Green County
This rural county is home to several local gospel groups, many of which perform at the Greene County Museum. The county also plays host to entertainment at the North Carolina Sweet Potato Festival, scheduled for October 29 and 30. 
Jones County
Like Greene, Jones County is rural and features a strong gospel community. Maysville native Earl Wooten, who works for Wells Fargo in Los Angeles and writes movie scores in his spare time, is scheduled to perform with his choral group, Ebony Voices, at the Jones County Civic Center in Trenton on August 14. 
Pitt County
The Pitt County Arts Council is working with East Carolina University to document the stories of musicians living in the area. The arts council is also interested in re-showing “Pitch a Boogie Woogie,” a 1947 homegrown movie featuring many local African American musicians of the day.
Wayne County

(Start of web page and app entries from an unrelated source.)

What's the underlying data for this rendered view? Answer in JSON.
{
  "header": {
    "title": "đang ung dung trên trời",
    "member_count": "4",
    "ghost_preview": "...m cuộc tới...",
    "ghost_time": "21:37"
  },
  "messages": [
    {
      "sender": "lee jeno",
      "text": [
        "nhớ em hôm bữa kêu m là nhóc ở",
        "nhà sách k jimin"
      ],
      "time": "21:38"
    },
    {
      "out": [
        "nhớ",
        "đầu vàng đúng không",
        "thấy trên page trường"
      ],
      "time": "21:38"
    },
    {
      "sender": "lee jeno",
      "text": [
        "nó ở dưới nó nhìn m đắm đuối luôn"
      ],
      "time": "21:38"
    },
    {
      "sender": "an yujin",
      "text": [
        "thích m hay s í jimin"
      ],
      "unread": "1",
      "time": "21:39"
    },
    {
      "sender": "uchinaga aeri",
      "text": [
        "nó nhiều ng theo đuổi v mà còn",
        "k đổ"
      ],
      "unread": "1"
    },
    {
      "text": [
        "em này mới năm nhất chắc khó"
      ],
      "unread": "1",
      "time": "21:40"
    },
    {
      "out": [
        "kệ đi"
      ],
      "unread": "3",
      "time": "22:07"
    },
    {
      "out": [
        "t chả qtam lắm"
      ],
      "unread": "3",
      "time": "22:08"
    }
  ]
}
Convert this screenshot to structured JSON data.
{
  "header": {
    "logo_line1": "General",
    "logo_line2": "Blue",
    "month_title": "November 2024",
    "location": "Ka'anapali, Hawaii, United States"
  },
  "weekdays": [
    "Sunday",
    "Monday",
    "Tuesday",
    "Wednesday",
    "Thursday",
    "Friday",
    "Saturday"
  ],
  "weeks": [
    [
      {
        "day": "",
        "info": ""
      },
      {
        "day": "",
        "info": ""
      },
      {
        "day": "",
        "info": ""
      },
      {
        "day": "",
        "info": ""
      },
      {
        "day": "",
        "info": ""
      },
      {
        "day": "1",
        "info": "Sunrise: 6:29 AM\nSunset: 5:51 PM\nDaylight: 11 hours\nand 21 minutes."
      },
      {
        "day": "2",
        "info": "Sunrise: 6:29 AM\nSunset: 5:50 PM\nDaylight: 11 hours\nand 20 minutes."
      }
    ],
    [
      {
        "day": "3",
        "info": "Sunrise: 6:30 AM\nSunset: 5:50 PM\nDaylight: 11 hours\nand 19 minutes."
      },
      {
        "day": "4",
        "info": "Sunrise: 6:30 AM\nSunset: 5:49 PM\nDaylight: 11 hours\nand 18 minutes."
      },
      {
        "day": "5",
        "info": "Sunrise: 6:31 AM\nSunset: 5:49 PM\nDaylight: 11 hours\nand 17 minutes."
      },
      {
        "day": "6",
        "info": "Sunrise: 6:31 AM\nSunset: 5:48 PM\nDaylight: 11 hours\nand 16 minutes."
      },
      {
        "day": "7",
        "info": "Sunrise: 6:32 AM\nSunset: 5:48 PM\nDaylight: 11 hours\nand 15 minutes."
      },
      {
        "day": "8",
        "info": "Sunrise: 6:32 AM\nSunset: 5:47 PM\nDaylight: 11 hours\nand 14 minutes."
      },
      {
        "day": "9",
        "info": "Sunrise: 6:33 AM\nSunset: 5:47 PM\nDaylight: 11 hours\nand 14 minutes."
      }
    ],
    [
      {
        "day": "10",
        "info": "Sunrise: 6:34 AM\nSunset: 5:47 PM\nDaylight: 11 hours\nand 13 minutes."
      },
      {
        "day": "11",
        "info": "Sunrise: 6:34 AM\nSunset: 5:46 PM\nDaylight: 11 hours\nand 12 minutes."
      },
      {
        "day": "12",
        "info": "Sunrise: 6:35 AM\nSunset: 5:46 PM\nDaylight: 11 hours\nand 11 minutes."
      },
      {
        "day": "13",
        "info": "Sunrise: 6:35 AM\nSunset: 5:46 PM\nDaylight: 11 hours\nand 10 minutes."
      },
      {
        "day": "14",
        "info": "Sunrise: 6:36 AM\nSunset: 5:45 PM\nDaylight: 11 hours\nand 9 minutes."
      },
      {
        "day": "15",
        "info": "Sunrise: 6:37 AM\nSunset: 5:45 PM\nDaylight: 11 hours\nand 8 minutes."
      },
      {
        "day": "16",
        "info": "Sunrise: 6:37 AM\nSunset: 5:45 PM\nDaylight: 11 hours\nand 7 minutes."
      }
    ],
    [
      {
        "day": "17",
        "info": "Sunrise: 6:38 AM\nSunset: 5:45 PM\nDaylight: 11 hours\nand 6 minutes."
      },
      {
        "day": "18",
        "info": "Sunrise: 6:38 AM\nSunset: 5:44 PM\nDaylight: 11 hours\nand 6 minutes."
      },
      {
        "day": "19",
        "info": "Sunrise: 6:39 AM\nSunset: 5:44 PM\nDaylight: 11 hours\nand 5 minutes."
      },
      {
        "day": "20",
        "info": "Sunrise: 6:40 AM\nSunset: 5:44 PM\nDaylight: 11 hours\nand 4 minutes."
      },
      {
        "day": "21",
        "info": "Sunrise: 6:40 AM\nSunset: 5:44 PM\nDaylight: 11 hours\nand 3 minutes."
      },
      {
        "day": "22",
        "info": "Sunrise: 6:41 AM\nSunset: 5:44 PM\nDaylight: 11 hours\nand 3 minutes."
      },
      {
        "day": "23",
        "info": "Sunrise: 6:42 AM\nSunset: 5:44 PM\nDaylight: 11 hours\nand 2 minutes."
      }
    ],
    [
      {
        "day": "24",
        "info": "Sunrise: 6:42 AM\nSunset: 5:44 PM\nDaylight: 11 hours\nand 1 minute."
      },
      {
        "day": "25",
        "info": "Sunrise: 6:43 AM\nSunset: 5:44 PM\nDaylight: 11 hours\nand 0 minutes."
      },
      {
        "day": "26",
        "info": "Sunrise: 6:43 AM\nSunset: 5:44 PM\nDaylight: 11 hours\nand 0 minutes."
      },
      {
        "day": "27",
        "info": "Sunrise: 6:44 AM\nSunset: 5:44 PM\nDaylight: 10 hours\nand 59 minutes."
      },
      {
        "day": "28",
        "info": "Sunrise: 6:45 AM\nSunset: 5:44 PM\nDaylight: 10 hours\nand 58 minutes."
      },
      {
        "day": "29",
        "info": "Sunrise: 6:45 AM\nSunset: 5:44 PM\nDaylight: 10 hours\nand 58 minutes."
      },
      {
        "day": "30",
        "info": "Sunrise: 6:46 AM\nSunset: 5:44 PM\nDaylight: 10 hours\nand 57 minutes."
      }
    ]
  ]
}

The Arts Council of Wayne County will bring the Smithsonian Institution’s New Harmonies exhibit, celebrating American Roots Music and offering communities a chance to celebrate their own music traditions. The exhibit runs from early August through mid-September, and will host a kick-off concert on August 7 with bluesman George Higgs of Tarboro and the Donald Thompson Band. Goldsboro also plays host to an annual jazz concert, Jazz on George, each April.